> **Exercise objective**
Wherever the string "title" occurs in a line of these records, report that line.

Record set Block Start

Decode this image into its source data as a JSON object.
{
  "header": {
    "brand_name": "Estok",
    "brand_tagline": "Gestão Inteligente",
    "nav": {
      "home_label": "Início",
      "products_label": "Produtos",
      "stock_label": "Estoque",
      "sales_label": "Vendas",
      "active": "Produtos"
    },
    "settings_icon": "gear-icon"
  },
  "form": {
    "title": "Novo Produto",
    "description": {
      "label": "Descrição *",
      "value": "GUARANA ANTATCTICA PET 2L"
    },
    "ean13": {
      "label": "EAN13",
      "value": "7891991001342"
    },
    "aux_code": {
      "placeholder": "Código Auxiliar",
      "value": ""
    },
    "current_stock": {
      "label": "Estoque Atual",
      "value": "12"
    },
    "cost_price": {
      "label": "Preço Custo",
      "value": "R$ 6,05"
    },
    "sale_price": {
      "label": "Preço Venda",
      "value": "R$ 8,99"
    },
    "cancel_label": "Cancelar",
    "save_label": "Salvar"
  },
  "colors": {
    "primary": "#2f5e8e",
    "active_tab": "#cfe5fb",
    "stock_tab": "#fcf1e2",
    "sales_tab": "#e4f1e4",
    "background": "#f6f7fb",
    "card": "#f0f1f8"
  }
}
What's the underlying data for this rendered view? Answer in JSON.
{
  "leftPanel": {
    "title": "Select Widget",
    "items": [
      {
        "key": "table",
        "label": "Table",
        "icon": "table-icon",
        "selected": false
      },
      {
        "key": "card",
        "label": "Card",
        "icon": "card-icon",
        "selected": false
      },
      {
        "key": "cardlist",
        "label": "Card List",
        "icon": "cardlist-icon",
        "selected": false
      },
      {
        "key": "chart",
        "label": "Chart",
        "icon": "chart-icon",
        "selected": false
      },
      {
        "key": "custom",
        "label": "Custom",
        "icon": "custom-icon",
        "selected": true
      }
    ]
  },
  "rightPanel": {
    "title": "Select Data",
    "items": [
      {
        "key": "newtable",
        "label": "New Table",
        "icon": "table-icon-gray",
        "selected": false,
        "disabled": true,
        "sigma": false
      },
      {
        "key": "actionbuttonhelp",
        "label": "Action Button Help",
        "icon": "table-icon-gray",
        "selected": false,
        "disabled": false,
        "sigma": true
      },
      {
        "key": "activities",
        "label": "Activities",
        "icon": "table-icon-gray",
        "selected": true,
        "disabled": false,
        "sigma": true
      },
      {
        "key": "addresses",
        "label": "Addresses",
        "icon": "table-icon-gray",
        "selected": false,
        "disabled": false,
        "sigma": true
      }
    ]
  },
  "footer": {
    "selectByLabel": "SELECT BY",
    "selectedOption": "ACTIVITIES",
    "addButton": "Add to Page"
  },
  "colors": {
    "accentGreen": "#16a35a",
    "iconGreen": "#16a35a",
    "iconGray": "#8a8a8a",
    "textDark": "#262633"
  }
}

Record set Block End

> **Answer box**
    "title": "Novo Produto",
    "title": "Select Widget",
    "title": "Select Data",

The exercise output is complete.